**What the exercise asks**.
Within this material, how many lines have the string "circle" in them? The answer is a number, with nothing added.

**Task material**.
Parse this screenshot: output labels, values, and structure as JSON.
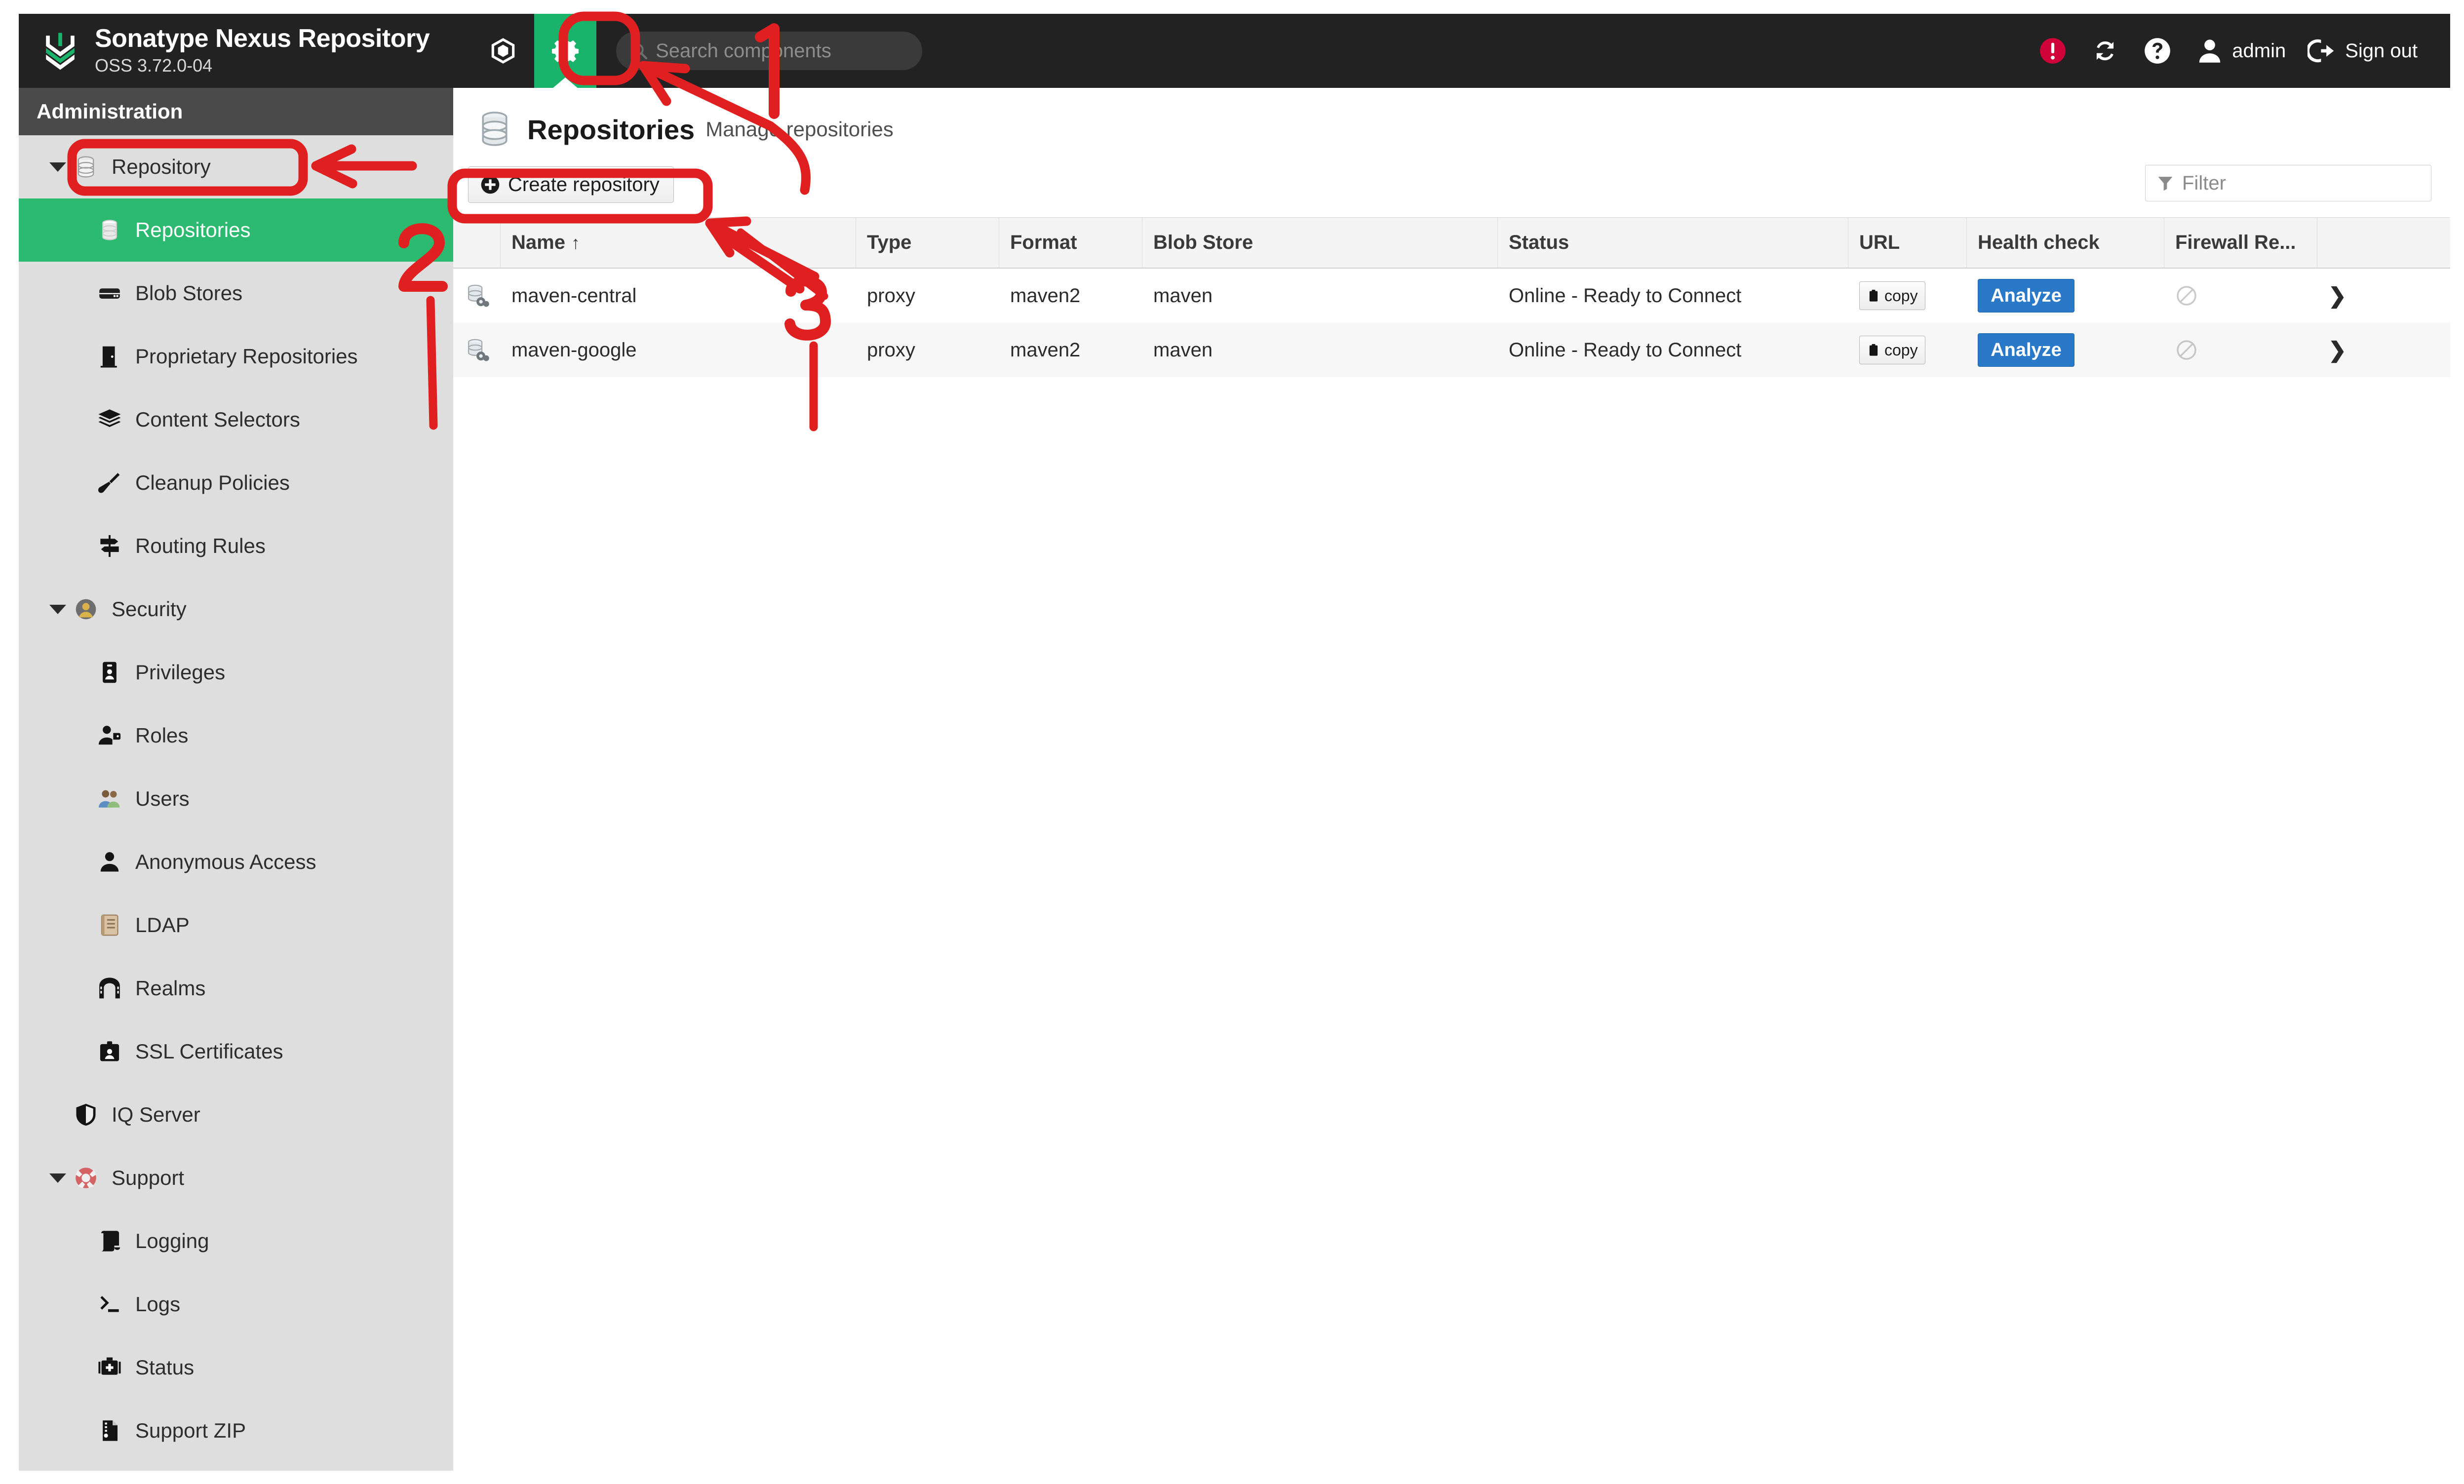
{
  "brand": {
    "title": "Sonatype Nexus Repository",
    "version": "OSS 3.72.0-04",
    "logo_icon": "nexus-chevron-logo"
  },
  "topnav": {
    "browse_icon": "cube-icon",
    "admin_icon": "gear-icon",
    "admin_active": true,
    "active_color": "#19b36b"
  },
  "search": {
    "placeholder": "Search components",
    "value": "",
    "icon": "search-icon"
  },
  "topright": {
    "items": [
      {
        "icon": "alert-circle-icon",
        "label": "",
        "color": "#d0023a"
      },
      {
        "icon": "refresh-icon",
        "label": ""
      },
      {
        "icon": "help-circle-icon",
        "label": ""
      },
      {
        "icon": "user-icon",
        "label": "admin"
      },
      {
        "icon": "sign-out-icon",
        "label": "Sign out"
      }
    ]
  },
  "sidebar": {
    "header": "Administration",
    "items": [
      {
        "label": "Repository",
        "icon": "database-icon",
        "level": "group",
        "caret": true,
        "selected": false
      },
      {
        "label": "Repositories",
        "icon": "database-icon",
        "level": "child",
        "caret": false,
        "selected": true
      },
      {
        "label": "Blob Stores",
        "icon": "hdd-icon",
        "level": "child",
        "caret": false,
        "selected": false
      },
      {
        "label": "Proprietary Repositories",
        "icon": "door-icon",
        "level": "child",
        "caret": false,
        "selected": false
      },
      {
        "label": "Content Selectors",
        "icon": "layers-icon",
        "level": "child",
        "caret": false,
        "selected": false
      },
      {
        "label": "Cleanup Policies",
        "icon": "broom-icon",
        "level": "child",
        "caret": false,
        "selected": false
      },
      {
        "label": "Routing Rules",
        "icon": "signpost-icon",
        "level": "child",
        "caret": false,
        "selected": false
      },
      {
        "label": "Security",
        "icon": "security-badge-icon",
        "level": "group",
        "caret": true,
        "selected": false
      },
      {
        "label": "Privileges",
        "icon": "id-badge-icon",
        "level": "child",
        "caret": false,
        "selected": false
      },
      {
        "label": "Roles",
        "icon": "user-tag-icon",
        "level": "child",
        "caret": false,
        "selected": false
      },
      {
        "label": "Users",
        "icon": "users-icon",
        "level": "child",
        "caret": false,
        "selected": false
      },
      {
        "label": "Anonymous Access",
        "icon": "user-icon",
        "level": "child",
        "caret": false,
        "selected": false
      },
      {
        "label": "LDAP",
        "icon": "address-book-icon",
        "level": "child",
        "caret": false,
        "selected": false
      },
      {
        "label": "Realms",
        "icon": "archway-icon",
        "level": "child",
        "caret": false,
        "selected": false
      },
      {
        "label": "SSL Certificates",
        "icon": "id-card-icon",
        "level": "child",
        "caret": false,
        "selected": false
      },
      {
        "label": "IQ Server",
        "icon": "shield-icon",
        "level": "group",
        "caret": false,
        "selected": false
      },
      {
        "label": "Support",
        "icon": "lifebuoy-icon",
        "level": "group",
        "caret": true,
        "selected": false
      },
      {
        "label": "Logging",
        "icon": "scroll-icon",
        "level": "child",
        "caret": false,
        "selected": false
      },
      {
        "label": "Logs",
        "icon": "terminal-icon",
        "level": "child",
        "caret": false,
        "selected": false
      },
      {
        "label": "Status",
        "icon": "medkit-icon",
        "level": "child",
        "caret": false,
        "selected": false
      },
      {
        "label": "Support ZIP",
        "icon": "file-zip-icon",
        "level": "child",
        "caret": false,
        "selected": false
      }
    ]
  },
  "page": {
    "icon": "database-icon",
    "title": "Repositories",
    "subtitle": "Manage repositories"
  },
  "toolbar": {
    "create_label": "Create repository",
    "create_icon": "plus-circle-icon",
    "filter_placeholder": "Filter",
    "filter_value": "",
    "filter_icon": "funnel-icon"
  },
  "table": {
    "columns": [
      {
        "key": "icon",
        "label": ""
      },
      {
        "key": "name",
        "label": "Name",
        "sort": "↑"
      },
      {
        "key": "type",
        "label": "Type"
      },
      {
        "key": "format",
        "label": "Format"
      },
      {
        "key": "blob",
        "label": "Blob Store"
      },
      {
        "key": "status",
        "label": "Status"
      },
      {
        "key": "url",
        "label": "URL"
      },
      {
        "key": "health",
        "label": "Health check"
      },
      {
        "key": "fw",
        "label": "Firewall Re..."
      },
      {
        "key": "chev",
        "label": ""
      }
    ],
    "rows": [
      {
        "icon": "repository-proxy-icon",
        "name": "maven-central",
        "type": "proxy",
        "format": "maven2",
        "blob": "maven",
        "status": "Online - Ready to Connect",
        "url_button": "copy",
        "url_icon": "clipboard-icon",
        "health_button": "Analyze",
        "firewall_icon": "no-entry-icon",
        "chevron": "❯"
      },
      {
        "icon": "repository-proxy-icon",
        "name": "maven-google",
        "type": "proxy",
        "format": "maven2",
        "blob": "maven",
        "status": "Online - Ready to Connect",
        "url_button": "copy",
        "url_icon": "clipboard-icon",
        "health_button": "Analyze",
        "firewall_icon": "no-entry-icon",
        "chevron": "❯"
      }
    ]
  },
  "annotations": {
    "color": "#e02020",
    "steps": [
      {
        "number": "1",
        "target": "gear-icon / admin button"
      },
      {
        "number": "2",
        "target": "Repositories sidebar item"
      },
      {
        "number": "3",
        "target": "Create repository button"
      }
    ]
  },
  "colors": {
    "topbar_bg": "#222222",
    "sidebar_bg": "#dedede",
    "sidebar_header_bg": "#4a4a4a",
    "accent_green": "#2bba6f",
    "analyze_blue": "#2a79c9",
    "alert_red": "#d0023a",
    "annotation_red": "#e02020"
  }
}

**Answer for the task**.
3